Exercise brief: Would you retype every line below without changing anything?

The input:
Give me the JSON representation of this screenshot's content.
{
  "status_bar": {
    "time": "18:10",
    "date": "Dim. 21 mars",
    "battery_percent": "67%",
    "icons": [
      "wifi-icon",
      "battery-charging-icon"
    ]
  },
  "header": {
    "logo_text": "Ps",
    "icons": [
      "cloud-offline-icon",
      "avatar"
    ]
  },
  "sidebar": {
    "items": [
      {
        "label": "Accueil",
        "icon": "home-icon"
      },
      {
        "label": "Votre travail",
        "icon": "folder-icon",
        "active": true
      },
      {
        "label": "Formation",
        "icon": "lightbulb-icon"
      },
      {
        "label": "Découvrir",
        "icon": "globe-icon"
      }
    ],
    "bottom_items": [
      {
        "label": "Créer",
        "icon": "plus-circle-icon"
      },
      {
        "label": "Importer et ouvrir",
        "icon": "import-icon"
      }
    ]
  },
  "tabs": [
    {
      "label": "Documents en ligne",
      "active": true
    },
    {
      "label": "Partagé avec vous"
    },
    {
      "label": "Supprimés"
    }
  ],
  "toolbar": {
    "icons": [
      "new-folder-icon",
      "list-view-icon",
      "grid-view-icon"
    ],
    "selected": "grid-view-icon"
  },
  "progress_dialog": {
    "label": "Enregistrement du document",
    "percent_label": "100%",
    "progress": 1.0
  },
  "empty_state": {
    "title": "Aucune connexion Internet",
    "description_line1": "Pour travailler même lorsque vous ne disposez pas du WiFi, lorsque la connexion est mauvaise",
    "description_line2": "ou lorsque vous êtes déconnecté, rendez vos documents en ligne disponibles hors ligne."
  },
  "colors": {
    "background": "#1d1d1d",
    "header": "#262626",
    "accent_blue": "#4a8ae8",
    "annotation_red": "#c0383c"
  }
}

Task result:
Give me the JSON representation of this screenshot's content.
{
  "status_bar": {
    "time": "18:10",
    "date": "Dim. 21 mars",
    "battery_percent": "67%",
    "icons": [
      "wifi-icon",
      "battery-charging-icon"
    ]
  },
  "header": {
    "logo_text": "Ps",
    "icons": [
      "cloud-offline-icon",
      "avatar"
    ]
  },
  "sidebar": {
    "items": [
      {
        "label": "Accueil",
        "icon": "home-icon"
      },
      {
        "label": "Votre travail",
        "icon": "folder-icon",
        "active": true
      },
      {
        "label": "Formation",
        "icon": "lightbulb-icon"
      },
      {
        "label": "Découvrir",
        "icon": "globe-icon"
      }
    ],
    "bottom_items": [
      {
        "label": "Créer",
        "icon": "plus-circle-icon"
      },
      {
        "label": "Importer et ouvrir",
        "icon": "import-icon"
      }
    ]
  },
  "tabs": [
    {
      "label": "Documents en ligne",
      "active": true
    },
    {
      "label": "Partagé avec vous"
    },
    {
      "label": "Supprimés"
    }
  ],
  "toolbar": {
    "icons": [
      "new-folder-icon",
      "list-view-icon",
      "grid-view-icon"
    ],
    "selected": "grid-view-icon"
  },
  "progress_dialog": {
    "label": "Enregistrement du document",
    "percent_label": "100%",
    "progress": 1.0
  },
  "empty_state": {
    "title": "Aucune connexion Internet",
    "description_line1": "Pour travailler même lorsque vous ne disposez pas du WiFi, lorsque la connexion est mauvaise",
    "description_line2": "ou lorsque vous êtes déconnecté, rendez vos documents en ligne disponibles hors ligne."
  },
  "colors": {
    "background": "#1d1d1d",
    "header": "#262626",
    "accent_blue": "#4a8ae8",
    "annotation_red": "#c0383c"
  }
}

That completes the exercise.